◆ **PROBLEM DESCRIPTION**:
Go over the data below line by line, and state how many lines contain the string "grammar". Give the number only.

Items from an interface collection

^^^^^^^^^^^^^^^^

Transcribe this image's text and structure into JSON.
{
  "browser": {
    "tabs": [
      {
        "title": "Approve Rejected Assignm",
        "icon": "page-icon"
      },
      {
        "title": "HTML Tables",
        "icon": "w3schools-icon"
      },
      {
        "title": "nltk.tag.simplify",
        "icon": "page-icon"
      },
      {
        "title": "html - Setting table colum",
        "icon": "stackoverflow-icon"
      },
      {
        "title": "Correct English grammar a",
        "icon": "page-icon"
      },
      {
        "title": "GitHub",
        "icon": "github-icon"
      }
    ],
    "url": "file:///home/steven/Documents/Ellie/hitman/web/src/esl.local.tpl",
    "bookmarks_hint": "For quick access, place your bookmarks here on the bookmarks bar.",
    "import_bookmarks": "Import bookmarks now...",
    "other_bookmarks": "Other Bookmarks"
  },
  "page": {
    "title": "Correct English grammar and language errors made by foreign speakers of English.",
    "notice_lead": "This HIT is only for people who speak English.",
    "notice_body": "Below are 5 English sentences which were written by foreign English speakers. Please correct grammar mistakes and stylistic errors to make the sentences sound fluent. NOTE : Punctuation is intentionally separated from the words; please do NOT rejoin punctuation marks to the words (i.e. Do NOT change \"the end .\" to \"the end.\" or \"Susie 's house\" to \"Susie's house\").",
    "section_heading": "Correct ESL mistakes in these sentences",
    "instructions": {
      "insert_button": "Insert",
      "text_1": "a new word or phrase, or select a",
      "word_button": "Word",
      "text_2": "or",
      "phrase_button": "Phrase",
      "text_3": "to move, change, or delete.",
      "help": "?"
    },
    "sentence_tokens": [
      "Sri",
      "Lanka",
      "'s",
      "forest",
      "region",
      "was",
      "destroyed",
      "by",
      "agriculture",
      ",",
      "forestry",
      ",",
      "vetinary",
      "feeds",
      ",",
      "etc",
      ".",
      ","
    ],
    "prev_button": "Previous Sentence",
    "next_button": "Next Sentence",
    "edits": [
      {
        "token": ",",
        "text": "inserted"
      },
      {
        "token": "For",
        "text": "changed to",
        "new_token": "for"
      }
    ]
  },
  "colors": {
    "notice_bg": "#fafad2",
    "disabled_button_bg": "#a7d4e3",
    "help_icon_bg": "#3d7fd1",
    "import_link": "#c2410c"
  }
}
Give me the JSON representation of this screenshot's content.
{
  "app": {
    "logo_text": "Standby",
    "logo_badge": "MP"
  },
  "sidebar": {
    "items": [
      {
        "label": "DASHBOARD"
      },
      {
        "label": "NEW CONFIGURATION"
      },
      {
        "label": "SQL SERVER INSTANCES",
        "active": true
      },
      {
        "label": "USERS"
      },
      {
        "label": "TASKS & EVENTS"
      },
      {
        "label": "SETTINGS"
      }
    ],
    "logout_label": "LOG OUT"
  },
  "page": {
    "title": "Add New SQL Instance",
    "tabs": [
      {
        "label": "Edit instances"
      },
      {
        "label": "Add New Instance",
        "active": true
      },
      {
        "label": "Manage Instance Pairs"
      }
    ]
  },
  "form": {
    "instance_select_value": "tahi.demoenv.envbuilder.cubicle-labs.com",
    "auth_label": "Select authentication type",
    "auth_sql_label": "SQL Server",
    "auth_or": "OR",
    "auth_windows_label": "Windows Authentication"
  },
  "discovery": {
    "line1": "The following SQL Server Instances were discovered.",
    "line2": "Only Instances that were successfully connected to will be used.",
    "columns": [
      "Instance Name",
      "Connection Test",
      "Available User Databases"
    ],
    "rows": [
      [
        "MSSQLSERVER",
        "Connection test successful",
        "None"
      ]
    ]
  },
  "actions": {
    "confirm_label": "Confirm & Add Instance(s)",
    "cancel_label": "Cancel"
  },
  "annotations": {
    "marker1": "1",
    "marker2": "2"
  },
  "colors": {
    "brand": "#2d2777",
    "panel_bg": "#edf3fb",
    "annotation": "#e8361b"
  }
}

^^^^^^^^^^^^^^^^

◆ **EXERCISE ANSWER**:
3